:: Instructions to follow ::
What lines in the records below include the word "solo"? Return each one.

:: Records supplied ::
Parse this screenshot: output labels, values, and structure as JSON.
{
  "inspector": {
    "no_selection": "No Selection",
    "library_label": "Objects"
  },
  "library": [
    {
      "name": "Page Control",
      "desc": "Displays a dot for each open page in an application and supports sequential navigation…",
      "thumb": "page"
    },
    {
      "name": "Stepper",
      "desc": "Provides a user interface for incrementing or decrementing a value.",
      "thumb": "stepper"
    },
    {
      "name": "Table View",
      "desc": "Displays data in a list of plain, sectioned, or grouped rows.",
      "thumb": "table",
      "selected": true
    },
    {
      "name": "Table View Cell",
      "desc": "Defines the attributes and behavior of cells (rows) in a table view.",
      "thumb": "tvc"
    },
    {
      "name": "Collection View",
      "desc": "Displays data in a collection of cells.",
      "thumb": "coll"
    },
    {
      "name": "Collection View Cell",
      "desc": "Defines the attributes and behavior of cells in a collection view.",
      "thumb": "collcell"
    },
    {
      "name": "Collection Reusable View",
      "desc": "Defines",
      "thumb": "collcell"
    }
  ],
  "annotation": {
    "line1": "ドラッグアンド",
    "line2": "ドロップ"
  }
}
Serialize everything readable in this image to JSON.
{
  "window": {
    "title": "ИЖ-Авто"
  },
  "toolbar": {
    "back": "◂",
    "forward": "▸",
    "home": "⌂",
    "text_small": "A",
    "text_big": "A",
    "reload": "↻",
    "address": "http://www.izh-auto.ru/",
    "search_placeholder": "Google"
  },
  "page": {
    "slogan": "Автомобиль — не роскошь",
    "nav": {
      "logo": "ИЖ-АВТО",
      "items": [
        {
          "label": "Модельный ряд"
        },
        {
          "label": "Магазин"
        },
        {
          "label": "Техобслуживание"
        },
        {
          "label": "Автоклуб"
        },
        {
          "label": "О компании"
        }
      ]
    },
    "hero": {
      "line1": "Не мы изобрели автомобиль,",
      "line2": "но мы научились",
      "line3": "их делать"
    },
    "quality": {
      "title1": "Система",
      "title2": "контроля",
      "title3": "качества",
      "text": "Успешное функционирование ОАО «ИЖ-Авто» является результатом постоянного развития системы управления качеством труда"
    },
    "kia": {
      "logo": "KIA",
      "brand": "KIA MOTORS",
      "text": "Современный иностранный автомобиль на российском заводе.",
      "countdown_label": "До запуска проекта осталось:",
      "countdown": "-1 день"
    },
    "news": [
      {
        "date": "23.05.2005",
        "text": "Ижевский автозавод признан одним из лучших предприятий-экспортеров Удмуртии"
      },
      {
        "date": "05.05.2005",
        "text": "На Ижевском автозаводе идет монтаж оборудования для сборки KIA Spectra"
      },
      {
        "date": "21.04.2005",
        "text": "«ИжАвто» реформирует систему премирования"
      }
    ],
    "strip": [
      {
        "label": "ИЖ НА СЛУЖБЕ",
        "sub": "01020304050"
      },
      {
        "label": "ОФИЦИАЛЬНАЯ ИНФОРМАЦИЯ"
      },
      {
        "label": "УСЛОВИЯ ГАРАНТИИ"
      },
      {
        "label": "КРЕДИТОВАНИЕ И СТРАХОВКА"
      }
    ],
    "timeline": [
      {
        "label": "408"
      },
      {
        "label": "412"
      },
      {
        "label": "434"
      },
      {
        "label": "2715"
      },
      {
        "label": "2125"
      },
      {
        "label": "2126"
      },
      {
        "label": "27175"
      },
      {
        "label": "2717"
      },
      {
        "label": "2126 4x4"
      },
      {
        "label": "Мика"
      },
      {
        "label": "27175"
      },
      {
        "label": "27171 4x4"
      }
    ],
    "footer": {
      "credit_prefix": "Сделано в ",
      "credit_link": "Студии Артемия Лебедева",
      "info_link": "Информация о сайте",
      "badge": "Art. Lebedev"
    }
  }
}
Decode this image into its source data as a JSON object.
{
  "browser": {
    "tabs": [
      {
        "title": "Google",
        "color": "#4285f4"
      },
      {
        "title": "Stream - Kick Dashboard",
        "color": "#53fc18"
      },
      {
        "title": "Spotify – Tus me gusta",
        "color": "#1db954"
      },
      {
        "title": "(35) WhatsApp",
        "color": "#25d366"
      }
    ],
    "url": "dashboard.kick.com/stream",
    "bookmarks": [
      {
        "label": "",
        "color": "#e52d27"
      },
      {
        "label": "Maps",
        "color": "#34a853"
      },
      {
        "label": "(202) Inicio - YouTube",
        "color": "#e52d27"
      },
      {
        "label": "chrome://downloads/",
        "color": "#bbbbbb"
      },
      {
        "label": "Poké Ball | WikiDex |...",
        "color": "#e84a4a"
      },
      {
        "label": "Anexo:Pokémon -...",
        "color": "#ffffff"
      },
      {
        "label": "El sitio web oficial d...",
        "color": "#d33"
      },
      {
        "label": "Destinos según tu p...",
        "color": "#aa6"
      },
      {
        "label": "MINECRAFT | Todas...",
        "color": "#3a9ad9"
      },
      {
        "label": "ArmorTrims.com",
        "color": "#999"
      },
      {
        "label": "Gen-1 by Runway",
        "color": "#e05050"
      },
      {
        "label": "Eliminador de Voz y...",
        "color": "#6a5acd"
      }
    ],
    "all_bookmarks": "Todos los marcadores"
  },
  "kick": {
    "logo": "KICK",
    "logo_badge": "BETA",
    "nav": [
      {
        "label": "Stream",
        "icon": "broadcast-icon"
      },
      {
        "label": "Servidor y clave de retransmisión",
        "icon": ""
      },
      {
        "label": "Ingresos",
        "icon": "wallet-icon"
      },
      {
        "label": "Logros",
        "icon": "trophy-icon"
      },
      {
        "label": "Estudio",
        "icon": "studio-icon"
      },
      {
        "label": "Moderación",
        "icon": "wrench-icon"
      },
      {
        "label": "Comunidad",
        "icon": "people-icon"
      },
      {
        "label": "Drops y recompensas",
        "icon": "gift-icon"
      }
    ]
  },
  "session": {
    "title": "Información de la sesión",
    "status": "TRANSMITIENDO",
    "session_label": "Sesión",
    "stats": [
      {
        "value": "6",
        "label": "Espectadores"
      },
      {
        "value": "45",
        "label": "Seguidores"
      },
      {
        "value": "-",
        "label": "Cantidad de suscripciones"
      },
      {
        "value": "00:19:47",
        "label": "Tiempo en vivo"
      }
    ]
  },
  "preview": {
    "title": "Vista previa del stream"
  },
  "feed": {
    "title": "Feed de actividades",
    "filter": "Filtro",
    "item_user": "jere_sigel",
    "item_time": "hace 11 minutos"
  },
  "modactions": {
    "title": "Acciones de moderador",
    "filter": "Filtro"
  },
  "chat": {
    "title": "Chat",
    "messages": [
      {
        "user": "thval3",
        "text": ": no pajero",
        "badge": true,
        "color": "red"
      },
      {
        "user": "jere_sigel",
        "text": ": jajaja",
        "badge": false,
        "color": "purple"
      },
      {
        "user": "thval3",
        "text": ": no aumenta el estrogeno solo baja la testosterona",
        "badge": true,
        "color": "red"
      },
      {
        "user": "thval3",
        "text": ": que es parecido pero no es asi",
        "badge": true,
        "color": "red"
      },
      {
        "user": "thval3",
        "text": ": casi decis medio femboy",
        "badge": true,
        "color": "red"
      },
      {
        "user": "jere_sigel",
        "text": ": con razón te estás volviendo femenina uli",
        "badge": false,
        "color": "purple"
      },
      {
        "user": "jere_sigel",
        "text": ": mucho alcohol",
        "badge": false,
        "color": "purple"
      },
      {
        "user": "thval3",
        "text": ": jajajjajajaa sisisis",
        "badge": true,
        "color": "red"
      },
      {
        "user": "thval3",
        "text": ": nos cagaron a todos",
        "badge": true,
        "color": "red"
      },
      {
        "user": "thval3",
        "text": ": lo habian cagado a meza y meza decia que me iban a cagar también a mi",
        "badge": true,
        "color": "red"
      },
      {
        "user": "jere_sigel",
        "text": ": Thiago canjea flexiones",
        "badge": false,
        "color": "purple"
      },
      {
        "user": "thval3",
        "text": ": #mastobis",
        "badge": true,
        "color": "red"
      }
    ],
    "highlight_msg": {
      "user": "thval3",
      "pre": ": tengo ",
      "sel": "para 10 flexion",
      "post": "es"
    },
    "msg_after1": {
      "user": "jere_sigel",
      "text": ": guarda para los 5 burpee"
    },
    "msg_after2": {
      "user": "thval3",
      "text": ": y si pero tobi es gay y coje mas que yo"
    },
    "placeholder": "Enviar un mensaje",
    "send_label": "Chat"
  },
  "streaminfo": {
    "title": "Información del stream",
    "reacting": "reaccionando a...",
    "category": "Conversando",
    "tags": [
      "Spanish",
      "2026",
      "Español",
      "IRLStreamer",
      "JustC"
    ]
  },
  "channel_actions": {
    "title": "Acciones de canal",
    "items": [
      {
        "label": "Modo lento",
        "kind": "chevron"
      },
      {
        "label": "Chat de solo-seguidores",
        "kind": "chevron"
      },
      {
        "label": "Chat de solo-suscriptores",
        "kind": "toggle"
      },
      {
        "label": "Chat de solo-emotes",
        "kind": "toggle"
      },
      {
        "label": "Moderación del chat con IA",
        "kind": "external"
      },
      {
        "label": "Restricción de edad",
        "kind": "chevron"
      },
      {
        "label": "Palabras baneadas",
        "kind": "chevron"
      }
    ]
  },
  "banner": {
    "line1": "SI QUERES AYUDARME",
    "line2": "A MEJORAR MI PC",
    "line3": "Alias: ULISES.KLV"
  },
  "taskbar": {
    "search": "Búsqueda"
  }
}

:: Response ::
        "text": ": no aumenta el estrogeno solo baja la testosterona",
        "label": "Chat de solo-seguidores",
        "label": "Chat de solo-suscriptores",
        "label": "Chat de solo-emotes",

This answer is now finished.